WI--Milwaukee Federal judge Lynn Adelman offers to mediate church bankruptcy
Statement by Peter Isely, SNAP Midwest Director (Milwaukee) 414.429.7259
Survivors of rape and sexual assault by clergy of the Archdiocese of Milwaukee today are grateful that Milwaukee Federal Judge Lynn Adelman, in an unusual impromptu hearing today, has directly offered to mediate the deteriorating four year old Milwaukee Archdiocese bankruptcy case involving some 575 victim cases.
The case has been handled so far by bankruptcy Judge Susan V Kelley and it is to Kelley that Adelman said he first made the offer.
Survivors especially welcome the move if it means that Adelman will cut through the legal wrangling and stonewalling by the archdiocese so that survivors and legal experts can finally examine what they have long maintained is a fraudulently constituted $57 million dollar “cemetery trust” created by former Archbishop Timothy Dolan and the Vatican.

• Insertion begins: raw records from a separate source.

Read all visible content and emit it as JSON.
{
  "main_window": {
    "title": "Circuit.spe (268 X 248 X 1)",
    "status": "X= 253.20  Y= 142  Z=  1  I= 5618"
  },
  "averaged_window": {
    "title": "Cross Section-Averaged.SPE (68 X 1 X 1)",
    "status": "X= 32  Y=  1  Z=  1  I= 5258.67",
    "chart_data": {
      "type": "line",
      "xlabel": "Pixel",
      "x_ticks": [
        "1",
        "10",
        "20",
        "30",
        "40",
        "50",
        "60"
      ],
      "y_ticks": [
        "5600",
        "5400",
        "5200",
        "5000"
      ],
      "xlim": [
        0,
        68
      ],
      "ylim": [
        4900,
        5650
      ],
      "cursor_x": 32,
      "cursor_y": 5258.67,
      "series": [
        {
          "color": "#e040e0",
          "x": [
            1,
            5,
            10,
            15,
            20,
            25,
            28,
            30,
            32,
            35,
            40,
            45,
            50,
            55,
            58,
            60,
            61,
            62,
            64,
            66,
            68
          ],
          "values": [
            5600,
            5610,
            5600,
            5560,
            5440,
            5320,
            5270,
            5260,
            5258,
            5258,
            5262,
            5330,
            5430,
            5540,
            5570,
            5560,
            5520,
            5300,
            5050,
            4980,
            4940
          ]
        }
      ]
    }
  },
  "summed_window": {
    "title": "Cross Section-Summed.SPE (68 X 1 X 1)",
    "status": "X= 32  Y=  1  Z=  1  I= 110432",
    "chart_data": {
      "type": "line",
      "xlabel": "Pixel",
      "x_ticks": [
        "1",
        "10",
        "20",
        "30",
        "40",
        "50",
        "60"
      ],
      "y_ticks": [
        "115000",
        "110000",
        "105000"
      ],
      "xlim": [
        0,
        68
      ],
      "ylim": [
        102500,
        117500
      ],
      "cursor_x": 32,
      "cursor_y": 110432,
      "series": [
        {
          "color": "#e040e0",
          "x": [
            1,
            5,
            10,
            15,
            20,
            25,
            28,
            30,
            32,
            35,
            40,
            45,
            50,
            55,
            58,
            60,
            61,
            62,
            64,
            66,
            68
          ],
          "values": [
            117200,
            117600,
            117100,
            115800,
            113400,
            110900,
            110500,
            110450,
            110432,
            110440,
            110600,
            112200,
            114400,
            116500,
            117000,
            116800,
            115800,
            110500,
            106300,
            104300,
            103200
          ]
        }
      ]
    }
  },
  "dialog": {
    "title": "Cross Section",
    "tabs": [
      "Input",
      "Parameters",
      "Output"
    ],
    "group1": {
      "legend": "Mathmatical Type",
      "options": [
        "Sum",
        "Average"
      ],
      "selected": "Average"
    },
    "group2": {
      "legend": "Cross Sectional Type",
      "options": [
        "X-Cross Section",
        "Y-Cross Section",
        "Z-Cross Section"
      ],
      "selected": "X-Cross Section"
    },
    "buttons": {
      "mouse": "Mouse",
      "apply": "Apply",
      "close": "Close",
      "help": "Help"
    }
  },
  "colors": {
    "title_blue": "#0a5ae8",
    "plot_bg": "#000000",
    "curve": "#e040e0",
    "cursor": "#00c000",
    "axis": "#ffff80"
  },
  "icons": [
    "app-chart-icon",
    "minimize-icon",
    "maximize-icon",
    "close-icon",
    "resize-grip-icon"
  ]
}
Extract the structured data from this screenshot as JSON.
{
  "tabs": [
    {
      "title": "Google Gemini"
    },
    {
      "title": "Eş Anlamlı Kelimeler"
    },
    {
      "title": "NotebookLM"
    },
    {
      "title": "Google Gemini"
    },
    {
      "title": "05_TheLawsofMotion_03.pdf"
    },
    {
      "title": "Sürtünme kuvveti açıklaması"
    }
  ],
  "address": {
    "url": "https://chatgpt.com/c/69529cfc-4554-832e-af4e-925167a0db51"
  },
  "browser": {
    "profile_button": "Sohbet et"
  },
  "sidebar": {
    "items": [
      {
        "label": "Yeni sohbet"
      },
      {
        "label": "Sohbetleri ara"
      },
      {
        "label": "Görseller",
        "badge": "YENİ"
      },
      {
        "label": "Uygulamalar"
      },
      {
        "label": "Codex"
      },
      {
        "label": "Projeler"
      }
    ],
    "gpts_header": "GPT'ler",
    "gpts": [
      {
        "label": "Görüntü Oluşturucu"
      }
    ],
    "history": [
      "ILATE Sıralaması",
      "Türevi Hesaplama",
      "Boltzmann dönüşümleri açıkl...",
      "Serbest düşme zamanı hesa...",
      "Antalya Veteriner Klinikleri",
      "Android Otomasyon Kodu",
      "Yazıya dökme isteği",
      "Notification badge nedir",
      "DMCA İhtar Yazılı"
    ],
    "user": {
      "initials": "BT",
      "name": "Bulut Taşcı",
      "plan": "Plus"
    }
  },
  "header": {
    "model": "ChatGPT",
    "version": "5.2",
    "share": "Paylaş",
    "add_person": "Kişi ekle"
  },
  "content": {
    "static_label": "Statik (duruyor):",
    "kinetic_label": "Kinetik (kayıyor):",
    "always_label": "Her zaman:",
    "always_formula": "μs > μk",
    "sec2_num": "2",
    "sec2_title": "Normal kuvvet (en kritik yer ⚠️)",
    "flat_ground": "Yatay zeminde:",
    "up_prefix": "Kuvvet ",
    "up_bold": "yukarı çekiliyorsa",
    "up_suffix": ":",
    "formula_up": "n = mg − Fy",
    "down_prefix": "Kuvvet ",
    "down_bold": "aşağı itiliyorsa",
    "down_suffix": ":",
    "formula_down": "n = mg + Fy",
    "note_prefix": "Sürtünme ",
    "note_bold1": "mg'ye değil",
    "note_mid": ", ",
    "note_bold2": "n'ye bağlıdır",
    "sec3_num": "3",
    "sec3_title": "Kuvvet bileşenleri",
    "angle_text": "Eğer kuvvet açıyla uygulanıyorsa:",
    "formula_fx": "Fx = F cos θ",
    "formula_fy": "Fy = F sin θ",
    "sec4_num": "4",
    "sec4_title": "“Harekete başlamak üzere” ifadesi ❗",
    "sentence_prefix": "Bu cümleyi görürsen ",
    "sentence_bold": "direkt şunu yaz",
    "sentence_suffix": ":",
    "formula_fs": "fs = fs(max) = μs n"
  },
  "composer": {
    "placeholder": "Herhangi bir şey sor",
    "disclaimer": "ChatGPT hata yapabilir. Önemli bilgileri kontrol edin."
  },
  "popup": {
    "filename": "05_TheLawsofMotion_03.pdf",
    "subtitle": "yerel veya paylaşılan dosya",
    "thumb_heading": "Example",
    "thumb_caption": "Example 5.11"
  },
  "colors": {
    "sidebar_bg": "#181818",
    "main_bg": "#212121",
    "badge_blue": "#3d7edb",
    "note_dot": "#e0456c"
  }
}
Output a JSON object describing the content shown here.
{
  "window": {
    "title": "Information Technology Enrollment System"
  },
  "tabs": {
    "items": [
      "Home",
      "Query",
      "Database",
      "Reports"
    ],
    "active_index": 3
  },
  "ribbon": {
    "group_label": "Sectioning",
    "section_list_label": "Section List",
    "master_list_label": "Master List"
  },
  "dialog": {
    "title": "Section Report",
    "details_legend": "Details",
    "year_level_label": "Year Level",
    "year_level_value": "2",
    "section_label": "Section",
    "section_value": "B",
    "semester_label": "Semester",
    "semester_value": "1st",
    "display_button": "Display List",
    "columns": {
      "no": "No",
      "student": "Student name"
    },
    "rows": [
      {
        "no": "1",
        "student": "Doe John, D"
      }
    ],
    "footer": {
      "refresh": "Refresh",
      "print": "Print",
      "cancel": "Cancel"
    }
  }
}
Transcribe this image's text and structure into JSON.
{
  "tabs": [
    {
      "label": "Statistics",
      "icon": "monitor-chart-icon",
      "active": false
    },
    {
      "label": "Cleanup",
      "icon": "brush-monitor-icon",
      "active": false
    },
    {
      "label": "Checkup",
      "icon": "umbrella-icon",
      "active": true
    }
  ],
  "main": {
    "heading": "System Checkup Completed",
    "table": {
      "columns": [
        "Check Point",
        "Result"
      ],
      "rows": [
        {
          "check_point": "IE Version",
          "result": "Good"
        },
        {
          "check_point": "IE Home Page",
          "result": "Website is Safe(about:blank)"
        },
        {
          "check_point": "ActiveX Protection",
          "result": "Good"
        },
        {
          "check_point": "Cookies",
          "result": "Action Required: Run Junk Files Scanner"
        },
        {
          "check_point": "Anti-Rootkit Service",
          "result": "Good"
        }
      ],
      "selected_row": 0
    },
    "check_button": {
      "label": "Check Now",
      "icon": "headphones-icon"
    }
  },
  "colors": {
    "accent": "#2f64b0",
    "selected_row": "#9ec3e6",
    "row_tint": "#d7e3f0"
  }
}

A “smoking gun” letter surfacing among the bankruptcy documents and written by Dolan asks direct permission from the Vatican to establish the trust. Dolan writes that the trust would specifically be created to shield the archdiocese from compensating victims of priest sex abuse by US courts. Not long afterwards, Dolan was promoted to Cardinal of New York and the Milwaukee Archdiocese filed for chapter 11 bankruptcy.
Not surprisingly, Adelman’s mediation offer comes just days after the lead lawyer for the archdiocese, Frank LoCoco, told the bankruptcy court that the church was prepared to deplete all its funds before compensating a single victim of clergy sex crimes.
LoCoco’s remarks, which he characterized at the time as “candid,” represent, one can assume, the sentiments of current Archbishop Jerome Listecki. They are utterly consistent with the plan the archdiocese has had all along: to use bankruptcy court to dodge accountability for a decades long pattern and practice of shielding and transferring known child sex offenders without providing restitution to those harmed.
Four years ago, Listecki publically urged victims to come forward to file cases and promised that the church, with the court, would provide restitution and healing. Yet, the very day after the period of time for survivors to file cases was reached, LoCoco and his team immediately sought to dismiss victim cases. For four long years, and thousands of billable hours later, they have been doing little else. The result: church lawyers, court and other costs are now soaring towards $20 million dollars while victims have received no relief whatsoever. In fact, the archdiocese claims it has only $4 million dollars to help victims, four times less than it’s been paying out to lawyers and for other related costs.
There is something terribly wrong with this picture. Maybe Adelman or someone can figure it out and fix it. If not, the bankruptcy court has been little else than a profitable chess game for church lawyers. And it will be victims who will once again have to pay the price for the crimes and sins of the church.
SNAP, the Survivors Network of those Abused by Priests, is the world’s oldest and largest support group for clergy abuse victims. We’ve been around for 23 years and have more than 18,000 members worldwide. Despite the word “priest” in our title, we have members who were molested by religious figures of all denominations, including nuns, rabbis, bishops, and Protestant ministers. Visit us at SNAPnetwork.org and SNAPwisconsin.com
50 State AG Call for Grand Jury
Any investigation must be:
- independent of and separate from the church
- must have subpoena powers and ability to compel testimony under oath
Anything short of these criteria is a sham and whitewash.
In addition, write letters to the editor, make phone calls to politicians as they can apply pressure to keep them responsive to our demand. We need to make efforts to ensure that they follow up on what the state is doing to investigate these crimes.
The Attorneys General of forty states have inquired about the grand jury process in Pennsylvania. Let's get statewide investigations going in fifty states.
Note to Letter Writers
Use your own words and style of writing. Cut and paste from the templates as you wish. Include your experiences, whether as a survivor or as a member of the community. And relate your letter to the state you were abused in or state now living in.